**Problem to work on:**
Scan the listing and copy each line where the word "image" is present.

** Opening Data section block **

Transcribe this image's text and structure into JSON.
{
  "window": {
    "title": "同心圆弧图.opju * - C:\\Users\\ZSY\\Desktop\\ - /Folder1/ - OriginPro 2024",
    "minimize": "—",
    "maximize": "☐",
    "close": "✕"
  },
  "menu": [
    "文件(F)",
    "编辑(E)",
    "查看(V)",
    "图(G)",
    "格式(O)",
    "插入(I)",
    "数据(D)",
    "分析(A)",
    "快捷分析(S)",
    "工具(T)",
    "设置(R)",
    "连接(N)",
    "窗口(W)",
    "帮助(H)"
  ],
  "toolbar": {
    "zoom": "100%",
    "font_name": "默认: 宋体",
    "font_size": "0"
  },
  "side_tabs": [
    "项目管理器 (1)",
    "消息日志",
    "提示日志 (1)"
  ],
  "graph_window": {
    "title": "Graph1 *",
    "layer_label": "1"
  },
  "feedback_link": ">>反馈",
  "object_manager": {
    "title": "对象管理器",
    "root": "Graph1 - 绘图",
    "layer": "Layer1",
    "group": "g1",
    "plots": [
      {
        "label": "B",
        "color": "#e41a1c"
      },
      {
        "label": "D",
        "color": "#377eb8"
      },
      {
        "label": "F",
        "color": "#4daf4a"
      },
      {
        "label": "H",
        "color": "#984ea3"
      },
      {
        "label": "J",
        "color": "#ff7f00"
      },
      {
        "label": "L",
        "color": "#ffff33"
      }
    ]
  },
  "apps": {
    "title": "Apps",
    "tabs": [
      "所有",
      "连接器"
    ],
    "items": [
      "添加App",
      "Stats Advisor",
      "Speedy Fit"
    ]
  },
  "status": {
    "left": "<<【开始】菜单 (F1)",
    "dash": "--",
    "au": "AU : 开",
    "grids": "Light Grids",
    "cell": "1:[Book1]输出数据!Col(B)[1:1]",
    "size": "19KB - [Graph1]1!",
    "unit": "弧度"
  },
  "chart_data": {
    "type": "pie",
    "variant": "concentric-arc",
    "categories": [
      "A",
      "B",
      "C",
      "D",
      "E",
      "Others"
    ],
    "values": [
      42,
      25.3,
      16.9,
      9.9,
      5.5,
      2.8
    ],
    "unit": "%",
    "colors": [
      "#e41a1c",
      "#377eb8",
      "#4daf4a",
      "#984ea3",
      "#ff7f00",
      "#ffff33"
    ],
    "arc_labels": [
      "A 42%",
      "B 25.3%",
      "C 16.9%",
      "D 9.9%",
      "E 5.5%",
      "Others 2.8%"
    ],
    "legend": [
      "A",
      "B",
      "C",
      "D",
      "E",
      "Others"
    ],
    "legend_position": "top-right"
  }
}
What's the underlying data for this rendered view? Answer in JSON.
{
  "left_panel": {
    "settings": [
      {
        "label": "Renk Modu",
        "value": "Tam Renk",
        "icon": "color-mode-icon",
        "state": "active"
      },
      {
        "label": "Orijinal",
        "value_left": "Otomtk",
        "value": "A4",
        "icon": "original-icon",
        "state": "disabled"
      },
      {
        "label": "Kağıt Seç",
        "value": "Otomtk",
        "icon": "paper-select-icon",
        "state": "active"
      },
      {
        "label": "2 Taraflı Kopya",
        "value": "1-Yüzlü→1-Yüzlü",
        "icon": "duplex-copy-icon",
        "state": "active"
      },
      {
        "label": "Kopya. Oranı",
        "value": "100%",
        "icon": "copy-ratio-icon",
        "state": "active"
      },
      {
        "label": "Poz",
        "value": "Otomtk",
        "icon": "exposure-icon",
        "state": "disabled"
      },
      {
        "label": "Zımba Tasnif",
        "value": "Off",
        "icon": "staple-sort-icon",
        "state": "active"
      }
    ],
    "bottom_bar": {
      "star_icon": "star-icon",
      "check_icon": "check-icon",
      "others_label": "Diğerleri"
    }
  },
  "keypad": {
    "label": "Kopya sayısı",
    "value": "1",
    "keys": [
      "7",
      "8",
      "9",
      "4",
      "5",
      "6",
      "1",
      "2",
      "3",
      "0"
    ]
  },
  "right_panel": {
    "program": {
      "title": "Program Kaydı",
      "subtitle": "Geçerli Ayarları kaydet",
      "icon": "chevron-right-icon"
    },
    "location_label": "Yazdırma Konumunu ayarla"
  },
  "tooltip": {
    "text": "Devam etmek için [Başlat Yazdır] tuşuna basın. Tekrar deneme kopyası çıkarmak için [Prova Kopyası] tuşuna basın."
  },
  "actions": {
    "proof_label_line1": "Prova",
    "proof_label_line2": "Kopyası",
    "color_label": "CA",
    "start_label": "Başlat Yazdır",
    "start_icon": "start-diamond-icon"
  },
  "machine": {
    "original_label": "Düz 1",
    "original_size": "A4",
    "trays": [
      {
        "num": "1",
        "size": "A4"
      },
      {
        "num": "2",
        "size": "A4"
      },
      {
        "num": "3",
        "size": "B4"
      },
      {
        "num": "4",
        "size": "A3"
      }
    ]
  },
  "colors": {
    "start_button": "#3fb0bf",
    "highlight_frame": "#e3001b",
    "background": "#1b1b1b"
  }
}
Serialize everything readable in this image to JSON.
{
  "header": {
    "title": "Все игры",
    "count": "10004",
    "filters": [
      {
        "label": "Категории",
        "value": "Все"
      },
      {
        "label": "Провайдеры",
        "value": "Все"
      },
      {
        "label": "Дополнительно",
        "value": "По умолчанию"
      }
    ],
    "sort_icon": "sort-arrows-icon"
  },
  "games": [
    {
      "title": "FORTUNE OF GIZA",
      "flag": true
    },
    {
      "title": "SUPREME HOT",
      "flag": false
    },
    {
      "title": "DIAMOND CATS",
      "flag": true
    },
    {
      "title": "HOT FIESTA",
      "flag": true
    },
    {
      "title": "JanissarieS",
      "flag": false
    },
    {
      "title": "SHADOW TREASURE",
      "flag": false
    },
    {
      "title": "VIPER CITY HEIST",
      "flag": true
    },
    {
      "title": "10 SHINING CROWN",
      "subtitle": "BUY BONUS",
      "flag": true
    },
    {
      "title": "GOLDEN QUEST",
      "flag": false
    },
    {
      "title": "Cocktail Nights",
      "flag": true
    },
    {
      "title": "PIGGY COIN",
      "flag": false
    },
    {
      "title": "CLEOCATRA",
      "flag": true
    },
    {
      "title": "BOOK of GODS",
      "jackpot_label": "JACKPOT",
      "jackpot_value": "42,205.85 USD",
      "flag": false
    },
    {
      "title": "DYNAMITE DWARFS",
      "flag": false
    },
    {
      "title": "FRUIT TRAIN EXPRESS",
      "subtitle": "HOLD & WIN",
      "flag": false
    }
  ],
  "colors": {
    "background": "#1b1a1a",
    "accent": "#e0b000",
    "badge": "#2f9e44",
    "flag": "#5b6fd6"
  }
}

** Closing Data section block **

**Solution to the exercise:**
Transcribe this image's text and structure into JSON.
Serialize everything readable in this image to JSON.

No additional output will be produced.